__TASK DETAILS__: Print each record below precisely, with every picture left out of the copy.

━━━━━ INFORMATION PROVIDED ━━━━━

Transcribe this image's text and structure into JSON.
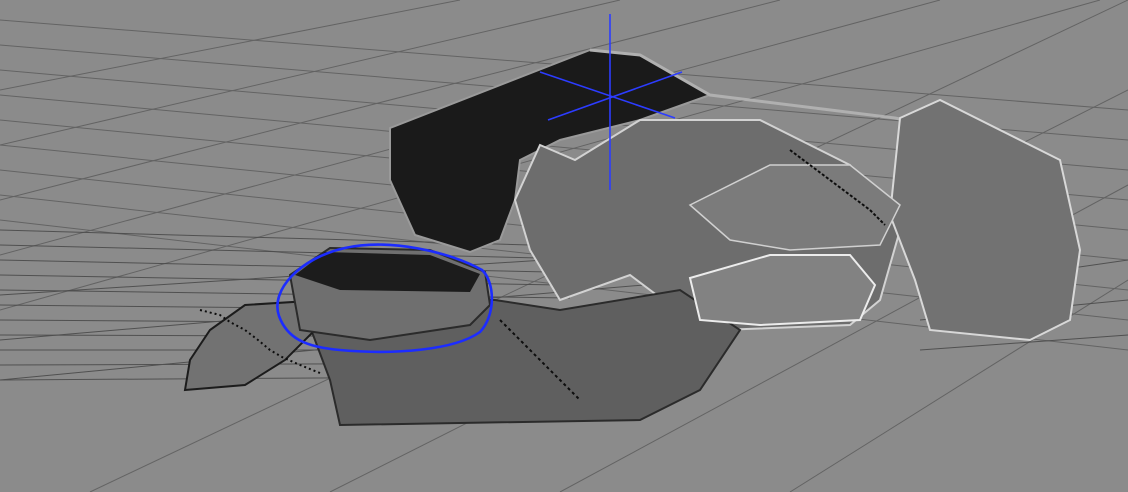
{
  "viewport": {
    "background_color": "#8b8b8b",
    "grid_color": "#5a5a5a",
    "model_color": "#6f6f6f",
    "highlight_color": "#1c2cff",
    "axis_color": "#2c3cff"
  },
  "annotations": {
    "highlight_shape": "ellipse"
  },
  "icons": {
    "origin_axis": "axis-gizmo-icon"
  }
}
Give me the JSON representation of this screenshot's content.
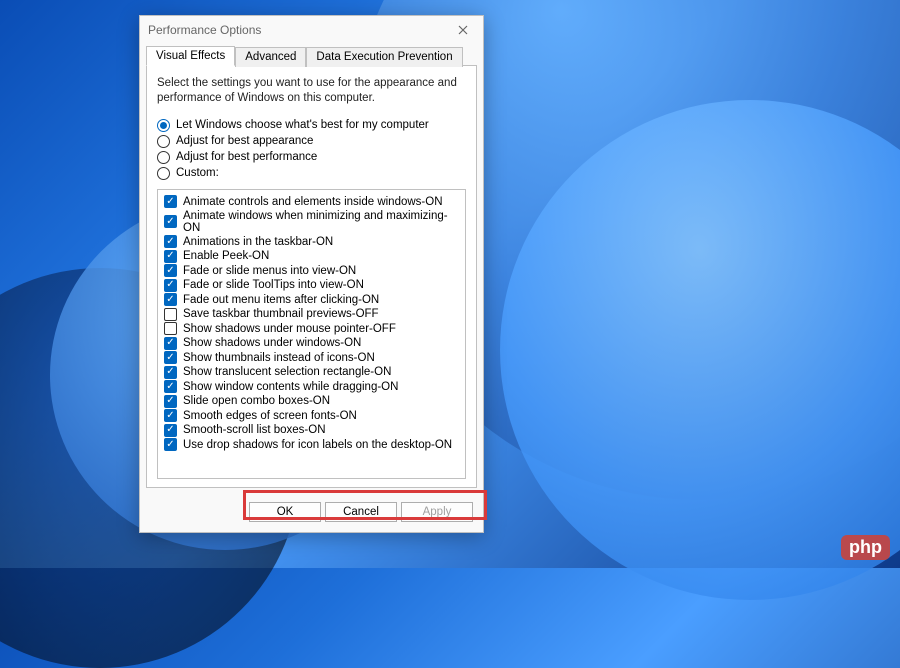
{
  "dialog": {
    "title": "Performance Options",
    "tabs": [
      {
        "label": "Visual Effects",
        "active": true
      },
      {
        "label": "Advanced",
        "active": false
      },
      {
        "label": "Data Execution Prevention",
        "active": false
      }
    ],
    "description": "Select the settings you want to use for the appearance and performance of Windows on this computer.",
    "radios": [
      {
        "label": "Let Windows choose what's best for my computer",
        "checked": true
      },
      {
        "label": "Adjust for best appearance",
        "checked": false
      },
      {
        "label": "Adjust for best performance",
        "checked": false
      },
      {
        "label": "Custom:",
        "checked": false
      }
    ],
    "effects": [
      {
        "label": "Animate controls and elements inside windows-ON",
        "checked": true
      },
      {
        "label": "Animate windows when minimizing and maximizing-ON",
        "checked": true
      },
      {
        "label": "Animations in the taskbar-ON",
        "checked": true
      },
      {
        "label": "Enable Peek-ON",
        "checked": true
      },
      {
        "label": "Fade or slide menus into view-ON",
        "checked": true
      },
      {
        "label": "Fade or slide ToolTips into view-ON",
        "checked": true
      },
      {
        "label": "Fade out menu items after clicking-ON",
        "checked": true
      },
      {
        "label": "Save taskbar thumbnail previews-OFF",
        "checked": false
      },
      {
        "label": "Show shadows under mouse pointer-OFF",
        "checked": false
      },
      {
        "label": "Show shadows under windows-ON",
        "checked": true
      },
      {
        "label": "Show thumbnails instead of icons-ON",
        "checked": true
      },
      {
        "label": "Show translucent selection rectangle-ON",
        "checked": true
      },
      {
        "label": "Show window contents while dragging-ON",
        "checked": true
      },
      {
        "label": "Slide open combo boxes-ON",
        "checked": true
      },
      {
        "label": "Smooth edges of screen fonts-ON",
        "checked": true
      },
      {
        "label": "Smooth-scroll list boxes-ON",
        "checked": true
      },
      {
        "label": "Use drop shadows for icon labels on the desktop-ON",
        "checked": true
      }
    ],
    "buttons": {
      "ok": "OK",
      "cancel": "Cancel",
      "apply": "Apply"
    }
  },
  "watermark": "php"
}
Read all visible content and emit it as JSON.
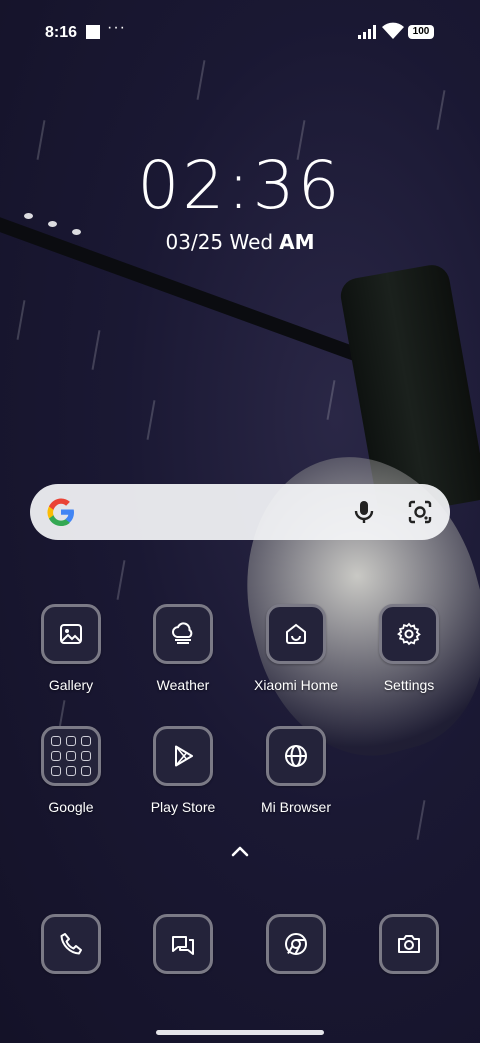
{
  "status_bar": {
    "time": "8:16",
    "more_dots": "···",
    "battery": "100",
    "icons": [
      "square-notification-icon",
      "signal-icon",
      "wifi-icon",
      "battery-icon"
    ]
  },
  "clock": {
    "time": "02:36",
    "date": "03/25 Wed",
    "ampm": "AM"
  },
  "search_bar": {
    "icons": [
      "google-g-icon",
      "mic-icon",
      "google-lens-icon"
    ]
  },
  "apps": [
    {
      "label": "Gallery",
      "icon": "gallery-icon"
    },
    {
      "label": "Weather",
      "icon": "weather-icon"
    },
    {
      "label": "Xiaomi Home",
      "icon": "xiaomi-home-icon"
    },
    {
      "label": "Settings",
      "icon": "settings-icon"
    },
    {
      "label": "Google",
      "icon": "google-folder-icon"
    },
    {
      "label": "Play Store",
      "icon": "play-store-icon"
    },
    {
      "label": "Mi Browser",
      "icon": "mi-browser-icon"
    }
  ],
  "dock": [
    {
      "icon": "phone-icon"
    },
    {
      "icon": "messages-icon"
    },
    {
      "icon": "chrome-icon"
    },
    {
      "icon": "camera-icon"
    }
  ],
  "colors": {
    "icon_background": "#24233a",
    "icon_border": "#7b7a86",
    "search_background": "#f5f6f8"
  }
}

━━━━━

__RESPONSE BELOW__:
Transcribe this image's text and structure into JSON.
{
  "viewport": {
    "background_color": "#8b8b8b",
    "grid_color": "#5a5a5a",
    "model_color": "#6f6f6f",
    "highlight_color": "#1c2cff",
    "axis_color": "#2c3cff"
  },
  "annotations": {
    "highlight_shape": "ellipse"
  },
  "icons": {
    "origin_axis": "axis-gizmo-icon"
  }
}
Give me the JSON representation of this screenshot's content.
{
  "dialog": {
    "title": "Performance Options",
    "tabs": [
      {
        "label": "Visual Effects",
        "active": true
      },
      {
        "label": "Advanced",
        "active": false
      },
      {
        "label": "Data Execution Prevention",
        "active": false
      }
    ],
    "description": "Select the settings you want to use for the appearance and performance of Windows on this computer.",
    "radios": [
      {
        "label": "Let Windows choose what's best for my computer",
        "checked": true
      },
      {
        "label": "Adjust for best appearance",
        "checked": false
      },
      {
        "label": "Adjust for best performance",
        "checked": false
      },
      {
        "label": "Custom:",
        "checked": false
      }
    ],
    "effects": [
      {
        "label": "Animate controls and elements inside windows-ON",
        "checked": true
      },
      {
        "label": "Animate windows when minimizing and maximizing-ON",
        "checked": true
      },
      {
        "label": "Animations in the taskbar-ON",
        "checked": true
      },
      {
        "label": "Enable Peek-ON",
        "checked": true
      },
      {
        "label": "Fade or slide menus into view-ON",
        "checked": true
      },
      {
        "label": "Fade or slide ToolTips into view-ON",
        "checked": true
      },
      {
        "label": "Fade out menu items after clicking-ON",
        "checked": true
      },
      {
        "label": "Save taskbar thumbnail previews-OFF",
        "checked": false
      },
      {
        "label": "Show shadows under mouse pointer-OFF",
        "checked": false
      },
      {
        "label": "Show shadows under windows-ON",
        "checked": true
      },
      {
        "label": "Show thumbnails instead of icons-ON",
        "checked": true
      },
      {
        "label": "Show translucent selection rectangle-ON",
        "checked": true
      },
      {
        "label": "Show window contents while dragging-ON",
        "checked": true
      },
      {
        "label": "Slide open combo boxes-ON",
        "checked": true
      },
      {
        "label": "Smooth edges of screen fonts-ON",
        "checked": true
      },
      {
        "label": "Smooth-scroll list boxes-ON",
        "checked": true
      },
      {
        "label": "Use drop shadows for icon labels on the desktop-ON",
        "checked": true
      }
    ],
    "buttons": {
      "ok": "OK",
      "cancel": "Cancel",
      "apply": "Apply"
    }
  },
  "watermark": "php"
}
Read all visible content and emit it as JSON.
{
  "status_bar": {
    "time": "8:16",
    "more_dots": "···",
    "battery": "100",
    "icons": [
      "square-notification-icon",
      "signal-icon",
      "wifi-icon",
      "battery-icon"
    ]
  },
  "clock": {
    "time": "02:36",
    "date": "03/25 Wed",
    "ampm": "AM"
  },
  "search_bar": {
    "icons": [
      "google-g-icon",
      "mic-icon",
      "google-lens-icon"
    ]
  },
  "apps": [
    {
      "label": "Gallery",
      "icon": "gallery-icon"
    },
    {
      "label": "Weather",
      "icon": "weather-icon"
    },
    {
      "label": "Xiaomi Home",
      "icon": "xiaomi-home-icon"
    },
    {
      "label": "Settings",
      "icon": "settings-icon"
    },
    {
      "label": "Google",
      "icon": "google-folder-icon"
    },
    {
      "label": "Play Store",
      "icon": "play-store-icon"
    },
    {
      "label": "Mi Browser",
      "icon": "mi-browser-icon"
    }
  ],
  "dock": [
    {
      "icon": "phone-icon"
    },
    {
      "icon": "messages-icon"
    },
    {
      "icon": "chrome-icon"
    },
    {
      "icon": "camera-icon"
    }
  ],
  "colors": {
    "icon_background": "#24233a",
    "icon_border": "#7b7a86",
    "search_background": "#f5f6f8"
  }
}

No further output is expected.